**Work item:**
Below are the entries; count how many lines contain the word "JSON" and reply with that number alone.

**The records:**
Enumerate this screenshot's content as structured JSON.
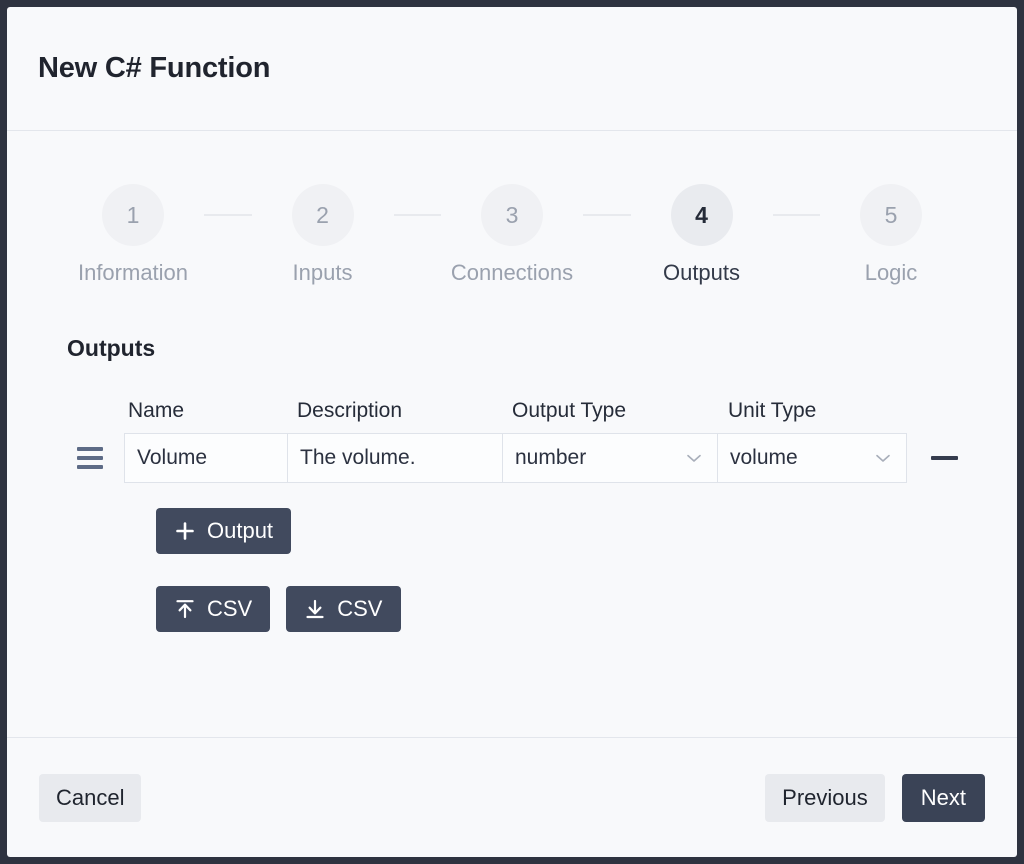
{
  "dialog": {
    "title": "New C# Function"
  },
  "stepper": {
    "steps": [
      {
        "number": "1",
        "label": "Information",
        "active": false
      },
      {
        "number": "2",
        "label": "Inputs",
        "active": false
      },
      {
        "number": "3",
        "label": "Connections",
        "active": false
      },
      {
        "number": "4",
        "label": "Outputs",
        "active": true
      },
      {
        "number": "5",
        "label": "Logic",
        "active": false
      }
    ]
  },
  "section": {
    "title": "Outputs"
  },
  "table": {
    "headers": {
      "name": "Name",
      "description": "Description",
      "output_type": "Output Type",
      "unit_type": "Unit Type"
    },
    "rows": [
      {
        "name": "Volume",
        "description": "The volume.",
        "output_type": "number",
        "unit_type": "volume",
        "drag_handle_icon": "drag-handle-icon",
        "remove_icon": "minus-icon"
      }
    ]
  },
  "actions": {
    "add_output_label": "Output",
    "add_output_icon": "plus-icon",
    "import_csv_label": "CSV",
    "import_csv_icon": "upload-icon",
    "export_csv_label": "CSV",
    "export_csv_icon": "download-icon"
  },
  "footer": {
    "cancel_label": "Cancel",
    "previous_label": "Previous",
    "next_label": "Next"
  },
  "colors": {
    "backdrop": "#2e3340",
    "surface": "#f8f9fb",
    "accent_dark": "#3a4356",
    "button_dark": "#414a5e",
    "button_light": "#e8eaee",
    "text_dark": "#20242e",
    "text_muted": "#9aa1ae",
    "border": "#dfe3ea",
    "handle": "#5d6b86"
  }
}
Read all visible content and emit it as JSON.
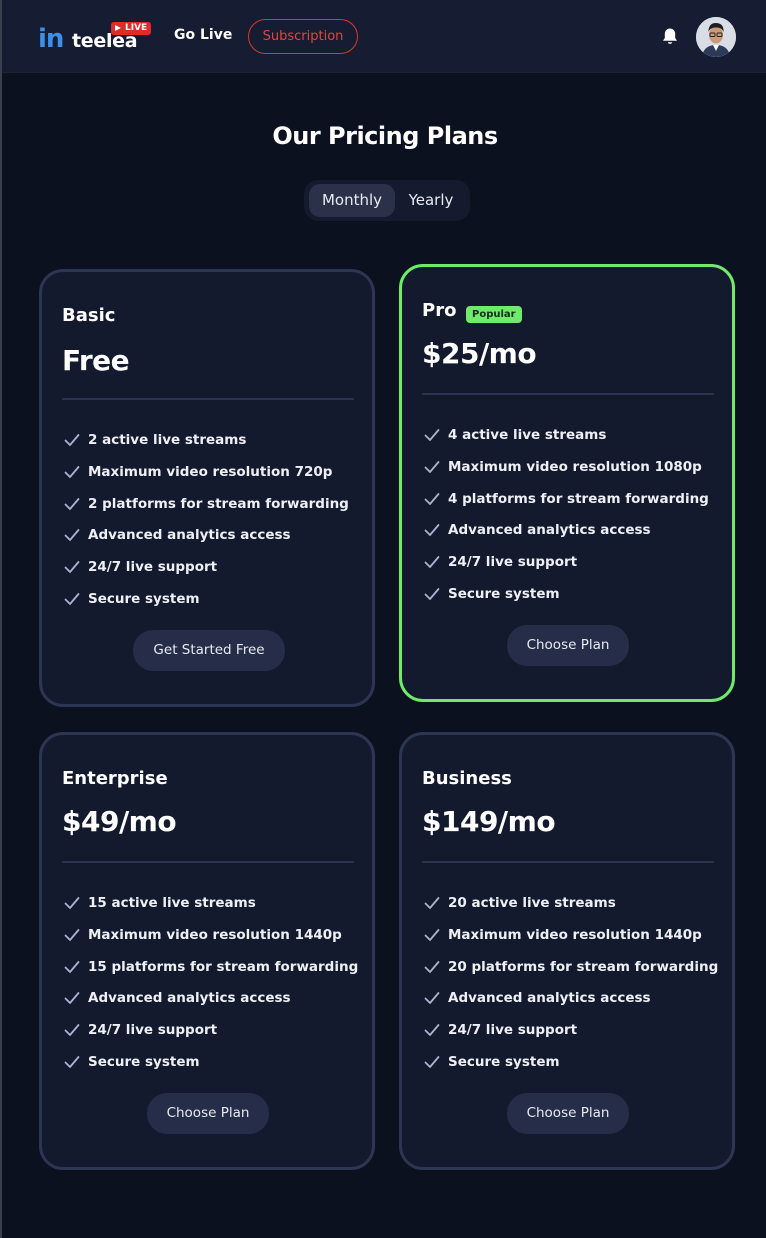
{
  "header": {
    "logo_word": "teelea",
    "logo_badge": "LIVE",
    "go_live": "Go Live",
    "subscription": "Subscription"
  },
  "page_title": "Our Pricing Plans",
  "billing_toggle": {
    "monthly": "Monthly",
    "yearly": "Yearly",
    "selected": "Monthly"
  },
  "plans": [
    {
      "name": "Basic",
      "price": "Free",
      "features": [
        "2 active live streams",
        "Maximum video resolution 720p",
        "2 platforms for stream forwarding",
        "Advanced analytics access",
        "24/7 live support",
        "Secure system"
      ],
      "button": "Get Started Free"
    },
    {
      "name": "Pro",
      "badge": "Popular",
      "price": "$25/mo",
      "features": [
        "4 active live streams",
        "Maximum video resolution 1080p",
        "4 platforms for stream forwarding",
        "Advanced analytics access",
        "24/7 live support",
        "Secure system"
      ],
      "button": "Choose Plan"
    },
    {
      "name": "Enterprise",
      "price": "$49/mo",
      "features": [
        "15 active live streams",
        "Maximum video resolution 1440p",
        "15 platforms for stream forwarding",
        "Advanced analytics access",
        "24/7 live support",
        "Secure system"
      ],
      "button": "Choose Plan"
    },
    {
      "name": "Business",
      "price": "$149/mo",
      "features": [
        "20 active live streams",
        "Maximum video resolution 1440p",
        "20 platforms for stream forwarding",
        "Advanced analytics access",
        "24/7 live support",
        "Secure system"
      ],
      "button": "Choose Plan"
    }
  ],
  "colors": {
    "background": "#0c1120",
    "card": "#141a2e",
    "card_border": "#2c3552",
    "popular_accent": "#6fea6a",
    "subscription_red": "#e2463b",
    "logo_blue": "#3f8fe6"
  },
  "icons": [
    "bell-icon",
    "check-icon",
    "play-icon",
    "avatar"
  ]
}
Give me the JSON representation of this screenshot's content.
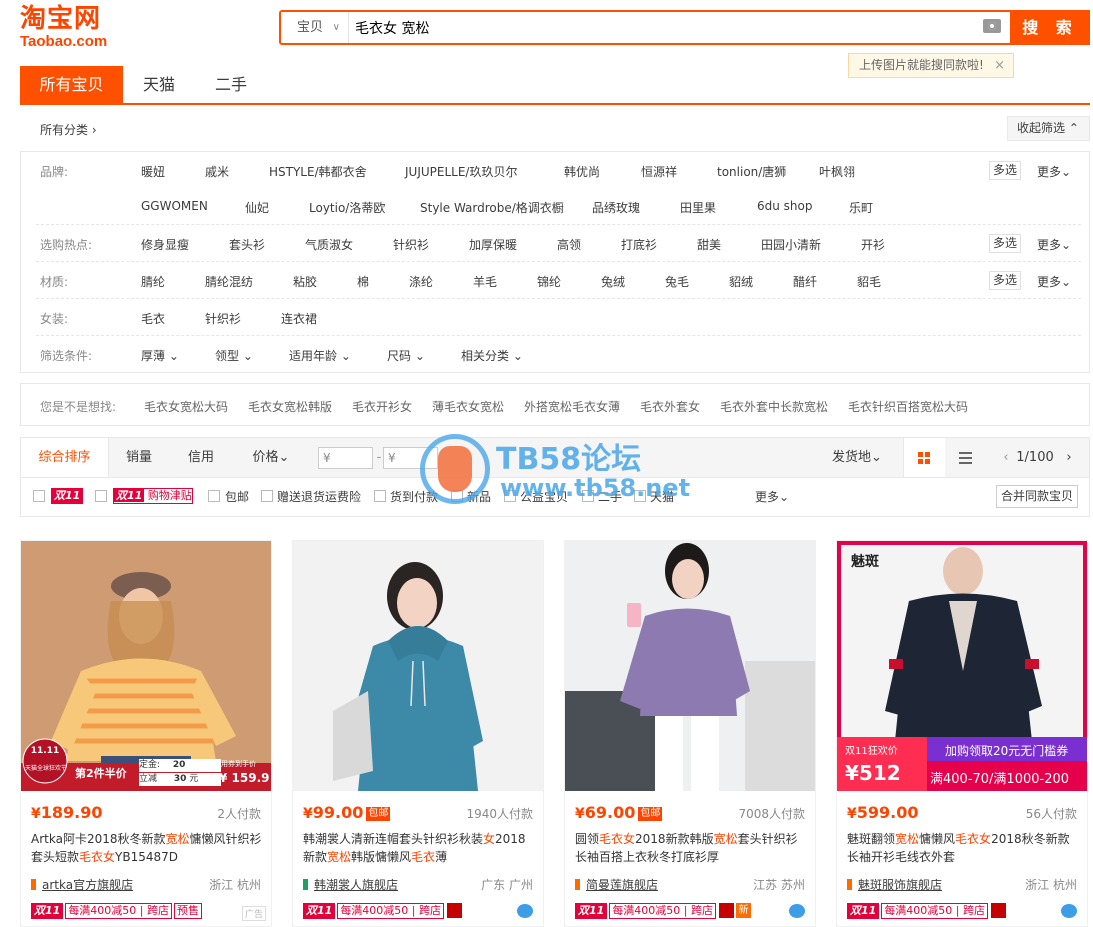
{
  "logo": {
    "cn": "淘宝网",
    "en": "Taobao.com"
  },
  "search": {
    "scope": "宝贝",
    "query": "毛衣女 宽松",
    "button": "搜 索",
    "tip": "上传图片就能搜同款啦!"
  },
  "tabs": [
    "所有宝贝",
    "天猫",
    "二手"
  ],
  "crumb": "所有分类 ›",
  "fold_button": "收起筛选 ⌃",
  "filters": {
    "brand_label": "品牌:",
    "brand_row1": [
      "暖妞",
      "戚米",
      "HSTYLE/韩都衣舍",
      "JUJUPELLE/玖玖贝尔",
      "韩优尚",
      "恒源祥",
      "tonlion/唐狮",
      "叶枫翎"
    ],
    "brand_row2": [
      "GGWOMEN",
      "仙妃",
      "Loytio/洛蒂欧",
      "Style Wardrobe/格调衣橱",
      "品绣玫瑰",
      "田里果",
      "6du shop",
      "乐町"
    ],
    "hot_label": "选购热点:",
    "hot": [
      "修身显瘦",
      "套头衫",
      "气质淑女",
      "针织衫",
      "加厚保暖",
      "高领",
      "打底衫",
      "甜美",
      "田园小清新",
      "开衫"
    ],
    "material_label": "材质:",
    "material": [
      "腈纶",
      "腈纶混纺",
      "粘胶",
      "棉",
      "涤纶",
      "羊毛",
      "锦纶",
      "兔绒",
      "兔毛",
      "貂绒",
      "醋纤",
      "貂毛"
    ],
    "women_label": "女装:",
    "women": [
      "毛衣",
      "针织衫",
      "连衣裙"
    ],
    "cond_label": "筛选条件:",
    "cond": [
      "厚薄 ⌄",
      "领型 ⌄",
      "适用年龄 ⌄",
      "尺码 ⌄",
      "相关分类 ⌄"
    ],
    "multi": "多选",
    "more": "更多⌄"
  },
  "suggest": {
    "label": "您是不是想找:",
    "items": [
      "毛衣女宽松大码",
      "毛衣女宽松韩版",
      "毛衣开衫女",
      "薄毛衣女宽松",
      "外搭宽松毛衣女薄",
      "毛衣外套女",
      "毛衣外套中长款宽松",
      "毛衣针织百搭宽松大码"
    ]
  },
  "sort": {
    "items": [
      "综合排序",
      "销量",
      "信用",
      "价格⌄"
    ],
    "price_from": "¥",
    "price_to": "¥",
    "dash": "-",
    "ship": "发货地⌄",
    "page": "1/100",
    "page_prev": "‹",
    "page_next": "›"
  },
  "checks": {
    "d11": "双11",
    "d11_coupon_tag": "双11",
    "d11_coupon": "购物津贴",
    "labels": [
      "包邮",
      "赠送退货运费险",
      "货到付款",
      "新品",
      "公益宝贝",
      "二手",
      "天猫"
    ],
    "more": "更多⌄",
    "merge": "合并同款宝贝"
  },
  "watermark": {
    "title": "TB58论坛",
    "url": "www.tb58.net"
  },
  "products": [
    {
      "price": "189.90",
      "baoyou": "",
      "deals": "2人付款",
      "title": "Artka阿卡2018秋冬新款宽松慵懒风针织衫套头短款毛衣女YB15487D",
      "shop": "artka官方旗舰店",
      "loc": "浙江 杭州",
      "promo": "每满400减50",
      "badge": "跨店",
      "badge2": "预售",
      "ad": "广告",
      "overlay": {
        "tag": "第2件半价",
        "deposit_label": "定金:",
        "deposit": "20",
        "cut_label": "立减",
        "cut": "30",
        "unit": "元",
        "final_label": "用券到手价",
        "final": "¥ 159.9",
        "seal": "11.11",
        "seal_sub": "天猫全球狂欢节"
      }
    },
    {
      "price": "99.00",
      "baoyou": "包邮",
      "deals": "1940人付款",
      "title": "韩潮裳人清新连帽套头针织衫秋装女2018新款宽松韩版慵懒风毛衣薄",
      "shop": "韩潮裳人旗舰店",
      "loc": "广东 广州",
      "promo": "每满400减50",
      "badge": "跨店"
    },
    {
      "price": "69.00",
      "baoyou": "包邮",
      "deals": "7008人付款",
      "title": "圆领毛衣女2018新款韩版宽松套头针织衫长袖百搭上衣秋冬打底衫厚",
      "shop": "简曼莲旗舰店",
      "loc": "江苏 苏州",
      "promo": "每满400减50",
      "badge": "跨店",
      "xin": "新"
    },
    {
      "price": "599.00",
      "baoyou": "",
      "deals": "56人付款",
      "title": "魅斑翻领宽松慵懒风毛衣女2018秋冬新款长袖开衫毛线衣外套",
      "shop": "魅斑服饰旗舰店",
      "loc": "浙江 杭州",
      "promo": "每满400减50",
      "badge": "跨店",
      "overlay": {
        "brand": "魅斑",
        "promo_label": "双11狂欢价",
        "promo_price": "¥512",
        "banner1": "加购领取20元无门槛券",
        "banner2": "满400-70/满1000-200"
      }
    }
  ],
  "colors": {
    "accent": "#ff5000",
    "price": "#ff4400",
    "d11": "#e4003a"
  }
}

**Answer to this task:**
3